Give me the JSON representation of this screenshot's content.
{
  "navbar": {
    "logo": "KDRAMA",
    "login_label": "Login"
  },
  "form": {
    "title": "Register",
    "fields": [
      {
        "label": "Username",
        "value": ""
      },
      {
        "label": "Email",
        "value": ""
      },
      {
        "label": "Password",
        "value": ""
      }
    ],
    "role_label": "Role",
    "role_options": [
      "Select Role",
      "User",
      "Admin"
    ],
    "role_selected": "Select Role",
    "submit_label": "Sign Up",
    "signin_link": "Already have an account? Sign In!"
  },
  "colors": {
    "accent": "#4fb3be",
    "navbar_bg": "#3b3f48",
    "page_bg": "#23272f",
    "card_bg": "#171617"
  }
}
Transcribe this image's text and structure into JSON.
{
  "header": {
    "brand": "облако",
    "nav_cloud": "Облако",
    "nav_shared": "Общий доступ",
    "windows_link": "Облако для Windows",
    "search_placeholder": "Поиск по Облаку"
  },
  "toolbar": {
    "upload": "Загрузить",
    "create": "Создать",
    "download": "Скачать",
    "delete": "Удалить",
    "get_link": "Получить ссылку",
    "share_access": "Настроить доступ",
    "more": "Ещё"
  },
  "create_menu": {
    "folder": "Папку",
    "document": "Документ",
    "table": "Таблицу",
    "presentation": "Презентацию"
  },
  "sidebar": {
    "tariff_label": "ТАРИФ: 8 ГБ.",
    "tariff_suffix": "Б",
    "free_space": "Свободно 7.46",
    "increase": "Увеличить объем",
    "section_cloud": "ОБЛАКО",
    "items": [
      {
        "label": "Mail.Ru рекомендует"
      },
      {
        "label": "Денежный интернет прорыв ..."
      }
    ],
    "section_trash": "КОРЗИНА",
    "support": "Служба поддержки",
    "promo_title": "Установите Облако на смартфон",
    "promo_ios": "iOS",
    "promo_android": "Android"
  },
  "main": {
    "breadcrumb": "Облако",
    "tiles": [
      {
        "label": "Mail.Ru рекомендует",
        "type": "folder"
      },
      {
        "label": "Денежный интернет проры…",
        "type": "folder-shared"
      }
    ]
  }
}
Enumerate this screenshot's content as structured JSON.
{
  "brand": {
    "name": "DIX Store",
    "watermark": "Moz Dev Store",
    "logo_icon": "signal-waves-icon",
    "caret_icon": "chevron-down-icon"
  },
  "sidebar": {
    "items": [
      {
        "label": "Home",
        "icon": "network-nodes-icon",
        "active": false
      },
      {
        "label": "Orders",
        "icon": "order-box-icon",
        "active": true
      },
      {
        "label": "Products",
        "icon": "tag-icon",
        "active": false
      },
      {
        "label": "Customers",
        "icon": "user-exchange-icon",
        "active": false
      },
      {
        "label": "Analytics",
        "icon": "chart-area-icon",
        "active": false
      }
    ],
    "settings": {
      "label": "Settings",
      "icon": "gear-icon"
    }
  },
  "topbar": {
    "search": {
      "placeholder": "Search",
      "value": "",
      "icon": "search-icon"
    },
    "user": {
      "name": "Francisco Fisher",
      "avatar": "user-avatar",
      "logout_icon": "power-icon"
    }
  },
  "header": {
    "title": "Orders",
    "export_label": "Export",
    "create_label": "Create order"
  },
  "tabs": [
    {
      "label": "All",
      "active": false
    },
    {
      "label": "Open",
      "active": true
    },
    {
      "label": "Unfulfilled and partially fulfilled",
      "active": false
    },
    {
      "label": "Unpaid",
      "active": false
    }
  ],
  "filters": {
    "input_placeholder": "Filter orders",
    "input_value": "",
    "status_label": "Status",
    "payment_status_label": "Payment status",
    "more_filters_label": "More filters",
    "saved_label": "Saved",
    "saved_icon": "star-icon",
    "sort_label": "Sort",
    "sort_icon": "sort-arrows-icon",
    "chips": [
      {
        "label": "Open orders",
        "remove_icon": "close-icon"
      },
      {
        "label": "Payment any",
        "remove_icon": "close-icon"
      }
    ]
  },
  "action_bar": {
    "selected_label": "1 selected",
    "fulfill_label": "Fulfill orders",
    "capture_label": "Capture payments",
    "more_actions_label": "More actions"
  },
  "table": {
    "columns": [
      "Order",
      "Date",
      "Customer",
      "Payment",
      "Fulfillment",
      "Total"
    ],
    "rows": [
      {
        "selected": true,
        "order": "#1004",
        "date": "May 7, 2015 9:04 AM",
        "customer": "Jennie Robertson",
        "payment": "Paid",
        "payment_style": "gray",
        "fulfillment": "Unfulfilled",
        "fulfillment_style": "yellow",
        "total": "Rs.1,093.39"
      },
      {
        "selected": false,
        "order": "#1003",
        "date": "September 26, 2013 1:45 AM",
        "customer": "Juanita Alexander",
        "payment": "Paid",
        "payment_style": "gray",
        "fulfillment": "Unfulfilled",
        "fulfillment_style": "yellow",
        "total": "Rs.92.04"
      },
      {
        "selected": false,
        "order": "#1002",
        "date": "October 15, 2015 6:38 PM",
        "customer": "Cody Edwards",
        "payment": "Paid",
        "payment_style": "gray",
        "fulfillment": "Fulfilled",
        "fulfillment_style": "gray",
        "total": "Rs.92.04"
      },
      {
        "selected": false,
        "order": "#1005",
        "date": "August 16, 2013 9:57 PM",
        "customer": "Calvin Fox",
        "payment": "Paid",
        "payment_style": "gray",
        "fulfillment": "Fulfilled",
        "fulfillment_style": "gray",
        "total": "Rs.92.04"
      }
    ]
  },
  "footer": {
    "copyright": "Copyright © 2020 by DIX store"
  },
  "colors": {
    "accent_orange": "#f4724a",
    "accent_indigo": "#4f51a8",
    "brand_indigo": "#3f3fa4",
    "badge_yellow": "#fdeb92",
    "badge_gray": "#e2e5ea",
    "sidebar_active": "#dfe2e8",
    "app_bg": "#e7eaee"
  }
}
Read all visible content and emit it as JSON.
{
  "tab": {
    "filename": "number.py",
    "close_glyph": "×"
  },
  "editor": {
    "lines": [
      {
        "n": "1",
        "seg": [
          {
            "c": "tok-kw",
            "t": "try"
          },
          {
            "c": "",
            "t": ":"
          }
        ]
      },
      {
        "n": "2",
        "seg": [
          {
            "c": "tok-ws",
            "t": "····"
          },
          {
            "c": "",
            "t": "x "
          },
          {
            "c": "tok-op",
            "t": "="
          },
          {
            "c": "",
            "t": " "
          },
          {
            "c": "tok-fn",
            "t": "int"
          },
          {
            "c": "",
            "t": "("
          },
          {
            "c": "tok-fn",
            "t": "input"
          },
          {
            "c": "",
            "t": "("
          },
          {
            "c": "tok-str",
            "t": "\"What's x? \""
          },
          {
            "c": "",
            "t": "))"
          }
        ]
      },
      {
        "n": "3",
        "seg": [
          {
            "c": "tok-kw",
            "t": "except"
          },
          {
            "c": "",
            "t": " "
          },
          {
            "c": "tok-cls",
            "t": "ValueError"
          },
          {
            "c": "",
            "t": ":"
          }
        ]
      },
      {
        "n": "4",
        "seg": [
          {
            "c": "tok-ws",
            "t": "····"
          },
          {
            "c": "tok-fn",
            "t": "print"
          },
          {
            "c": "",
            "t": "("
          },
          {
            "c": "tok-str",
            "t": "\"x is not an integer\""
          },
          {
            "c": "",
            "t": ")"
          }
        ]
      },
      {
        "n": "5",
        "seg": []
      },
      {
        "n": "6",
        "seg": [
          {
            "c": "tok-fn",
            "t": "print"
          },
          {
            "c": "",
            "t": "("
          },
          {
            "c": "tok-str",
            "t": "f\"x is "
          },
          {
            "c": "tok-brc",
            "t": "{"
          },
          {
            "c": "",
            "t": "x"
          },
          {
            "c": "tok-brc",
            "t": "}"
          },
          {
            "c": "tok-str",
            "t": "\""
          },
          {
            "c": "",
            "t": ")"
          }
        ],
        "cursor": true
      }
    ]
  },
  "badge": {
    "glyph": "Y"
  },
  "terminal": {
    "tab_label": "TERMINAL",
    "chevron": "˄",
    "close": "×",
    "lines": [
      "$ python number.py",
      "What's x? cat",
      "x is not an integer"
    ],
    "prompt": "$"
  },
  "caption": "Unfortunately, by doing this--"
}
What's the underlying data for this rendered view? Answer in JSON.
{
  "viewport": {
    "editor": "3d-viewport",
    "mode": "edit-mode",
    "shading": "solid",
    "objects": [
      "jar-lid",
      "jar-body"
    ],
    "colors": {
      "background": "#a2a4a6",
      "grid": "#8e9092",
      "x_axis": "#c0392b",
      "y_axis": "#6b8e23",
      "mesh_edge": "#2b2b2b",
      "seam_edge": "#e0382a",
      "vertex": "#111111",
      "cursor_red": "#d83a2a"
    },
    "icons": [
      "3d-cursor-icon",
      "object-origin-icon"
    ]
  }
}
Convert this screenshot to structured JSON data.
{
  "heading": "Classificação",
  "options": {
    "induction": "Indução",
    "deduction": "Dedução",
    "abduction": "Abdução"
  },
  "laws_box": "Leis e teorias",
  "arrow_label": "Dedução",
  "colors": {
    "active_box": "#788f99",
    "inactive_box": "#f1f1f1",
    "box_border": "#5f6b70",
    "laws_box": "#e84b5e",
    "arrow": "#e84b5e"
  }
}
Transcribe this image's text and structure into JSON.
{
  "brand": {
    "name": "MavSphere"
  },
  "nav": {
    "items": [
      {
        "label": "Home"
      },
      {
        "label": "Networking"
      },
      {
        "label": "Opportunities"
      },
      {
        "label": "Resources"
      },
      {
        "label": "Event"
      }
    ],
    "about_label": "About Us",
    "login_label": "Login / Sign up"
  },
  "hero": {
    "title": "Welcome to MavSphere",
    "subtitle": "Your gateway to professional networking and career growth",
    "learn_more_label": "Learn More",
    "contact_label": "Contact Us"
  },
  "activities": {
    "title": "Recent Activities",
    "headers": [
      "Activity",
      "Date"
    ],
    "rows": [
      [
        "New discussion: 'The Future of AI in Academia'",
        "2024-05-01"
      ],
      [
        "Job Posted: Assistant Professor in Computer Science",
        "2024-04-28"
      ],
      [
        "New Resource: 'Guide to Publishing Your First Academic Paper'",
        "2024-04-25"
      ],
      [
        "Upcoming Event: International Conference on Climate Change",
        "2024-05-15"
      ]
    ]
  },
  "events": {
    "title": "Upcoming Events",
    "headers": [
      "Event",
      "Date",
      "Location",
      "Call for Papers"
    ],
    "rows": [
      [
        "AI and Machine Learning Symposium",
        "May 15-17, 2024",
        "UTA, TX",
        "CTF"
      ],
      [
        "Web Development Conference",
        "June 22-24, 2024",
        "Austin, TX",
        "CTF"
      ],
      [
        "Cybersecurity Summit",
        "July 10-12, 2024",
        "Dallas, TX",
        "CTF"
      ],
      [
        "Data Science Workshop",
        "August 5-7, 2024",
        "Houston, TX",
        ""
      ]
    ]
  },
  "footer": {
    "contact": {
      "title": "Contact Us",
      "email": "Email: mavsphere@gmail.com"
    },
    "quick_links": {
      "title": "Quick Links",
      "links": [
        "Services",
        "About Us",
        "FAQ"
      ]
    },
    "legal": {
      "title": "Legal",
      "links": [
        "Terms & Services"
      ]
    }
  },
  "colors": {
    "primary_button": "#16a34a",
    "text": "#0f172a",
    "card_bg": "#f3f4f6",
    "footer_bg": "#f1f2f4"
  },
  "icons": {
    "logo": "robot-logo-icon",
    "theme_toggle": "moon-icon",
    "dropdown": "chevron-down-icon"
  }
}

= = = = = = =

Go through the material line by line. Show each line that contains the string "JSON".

Give me the JSON representation of this screenshot's content.
Transcribe this image's text and structure into JSON.
Enumerate this screenshot's content as structured JSON.
Read all visible content and emit it as JSON.
What's the underlying data for this rendered view? Answer in JSON.
Convert this screenshot to structured JSON data.
Transcribe this image's text and structure into JSON.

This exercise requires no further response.